--- INFORMATION GIVEN ---

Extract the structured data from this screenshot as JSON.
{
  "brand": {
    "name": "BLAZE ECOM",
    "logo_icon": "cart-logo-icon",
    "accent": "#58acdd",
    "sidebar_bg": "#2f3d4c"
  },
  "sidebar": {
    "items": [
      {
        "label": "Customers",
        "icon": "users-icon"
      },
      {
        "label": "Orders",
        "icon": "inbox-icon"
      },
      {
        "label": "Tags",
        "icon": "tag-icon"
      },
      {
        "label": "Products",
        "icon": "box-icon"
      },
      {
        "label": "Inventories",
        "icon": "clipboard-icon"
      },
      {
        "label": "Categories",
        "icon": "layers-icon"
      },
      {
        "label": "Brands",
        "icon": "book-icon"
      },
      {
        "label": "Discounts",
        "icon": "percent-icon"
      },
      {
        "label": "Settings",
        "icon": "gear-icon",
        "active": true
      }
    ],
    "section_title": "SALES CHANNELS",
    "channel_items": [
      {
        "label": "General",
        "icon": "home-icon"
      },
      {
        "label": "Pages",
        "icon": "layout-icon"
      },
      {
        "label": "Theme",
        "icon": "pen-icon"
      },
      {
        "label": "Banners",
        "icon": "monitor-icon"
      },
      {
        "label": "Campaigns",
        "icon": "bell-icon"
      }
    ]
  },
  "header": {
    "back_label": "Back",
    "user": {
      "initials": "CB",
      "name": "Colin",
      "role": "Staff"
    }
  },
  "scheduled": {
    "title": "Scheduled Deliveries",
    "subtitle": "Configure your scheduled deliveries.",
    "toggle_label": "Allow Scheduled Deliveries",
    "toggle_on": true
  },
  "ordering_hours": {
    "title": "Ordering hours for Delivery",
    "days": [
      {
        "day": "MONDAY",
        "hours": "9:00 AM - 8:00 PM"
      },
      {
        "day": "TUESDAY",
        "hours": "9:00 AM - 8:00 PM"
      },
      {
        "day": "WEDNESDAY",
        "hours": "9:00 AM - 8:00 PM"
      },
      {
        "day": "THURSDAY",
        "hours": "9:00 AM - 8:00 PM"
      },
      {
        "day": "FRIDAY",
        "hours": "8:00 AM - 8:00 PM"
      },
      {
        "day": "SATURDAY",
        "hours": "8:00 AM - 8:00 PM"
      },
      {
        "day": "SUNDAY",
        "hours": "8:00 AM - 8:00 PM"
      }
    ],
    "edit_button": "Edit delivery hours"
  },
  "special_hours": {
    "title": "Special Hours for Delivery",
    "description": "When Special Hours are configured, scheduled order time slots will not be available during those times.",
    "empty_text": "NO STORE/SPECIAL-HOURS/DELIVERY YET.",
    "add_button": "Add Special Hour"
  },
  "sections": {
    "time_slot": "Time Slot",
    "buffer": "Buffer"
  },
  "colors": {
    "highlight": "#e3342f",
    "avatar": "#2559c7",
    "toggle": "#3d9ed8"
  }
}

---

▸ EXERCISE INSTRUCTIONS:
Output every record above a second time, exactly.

▸ SOLUTION TO THIS TASK:
Extract the structured data from this screenshot as JSON.
{
  "brand": {
    "name": "BLAZE ECOM",
    "logo_icon": "cart-logo-icon",
    "accent": "#58acdd",
    "sidebar_bg": "#2f3d4c"
  },
  "sidebar": {
    "items": [
      {
        "label": "Customers",
        "icon": "users-icon"
      },
      {
        "label": "Orders",
        "icon": "inbox-icon"
      },
      {
        "label": "Tags",
        "icon": "tag-icon"
      },
      {
        "label": "Products",
        "icon": "box-icon"
      },
      {
        "label": "Inventories",
        "icon": "clipboard-icon"
      },
      {
        "label": "Categories",
        "icon": "layers-icon"
      },
      {
        "label": "Brands",
        "icon": "book-icon"
      },
      {
        "label": "Discounts",
        "icon": "percent-icon"
      },
      {
        "label": "Settings",
        "icon": "gear-icon",
        "active": true
      }
    ],
    "section_title": "SALES CHANNELS",
    "channel_items": [
      {
        "label": "General",
        "icon": "home-icon"
      },
      {
        "label": "Pages",
        "icon": "layout-icon"
      },
      {
        "label": "Theme",
        "icon": "pen-icon"
      },
      {
        "label": "Banners",
        "icon": "monitor-icon"
      },
      {
        "label": "Campaigns",
        "icon": "bell-icon"
      }
    ]
  },
  "header": {
    "back_label": "Back",
    "user": {
      "initials": "CB",
      "name": "Colin",
      "role": "Staff"
    }
  },
  "scheduled": {
    "title": "Scheduled Deliveries",
    "subtitle": "Configure your scheduled deliveries.",
    "toggle_label": "Allow Scheduled Deliveries",
    "toggle_on": true
  },
  "ordering_hours": {
    "title": "Ordering hours for Delivery",
    "days": [
      {
        "day": "MONDAY",
        "hours": "9:00 AM - 8:00 PM"
      },
      {
        "day": "TUESDAY",
        "hours": "9:00 AM - 8:00 PM"
      },
      {
        "day": "WEDNESDAY",
        "hours": "9:00 AM - 8:00 PM"
      },
      {
        "day": "THURSDAY",
        "hours": "9:00 AM - 8:00 PM"
      },
      {
        "day": "FRIDAY",
        "hours": "8:00 AM - 8:00 PM"
      },
      {
        "day": "SATURDAY",
        "hours": "8:00 AM - 8:00 PM"
      },
      {
        "day": "SUNDAY",
        "hours": "8:00 AM - 8:00 PM"
      }
    ],
    "edit_button": "Edit delivery hours"
  },
  "special_hours": {
    "title": "Special Hours for Delivery",
    "description": "When Special Hours are configured, scheduled order time slots will not be available during those times.",
    "empty_text": "NO STORE/SPECIAL-HOURS/DELIVERY YET.",
    "add_button": "Add Special Hour"
  },
  "sections": {
    "time_slot": "Time Slot",
    "buffer": "Buffer"
  },
  "colors": {
    "highlight": "#e3342f",
    "avatar": "#2559c7",
    "toggle": "#3d9ed8"
  }
}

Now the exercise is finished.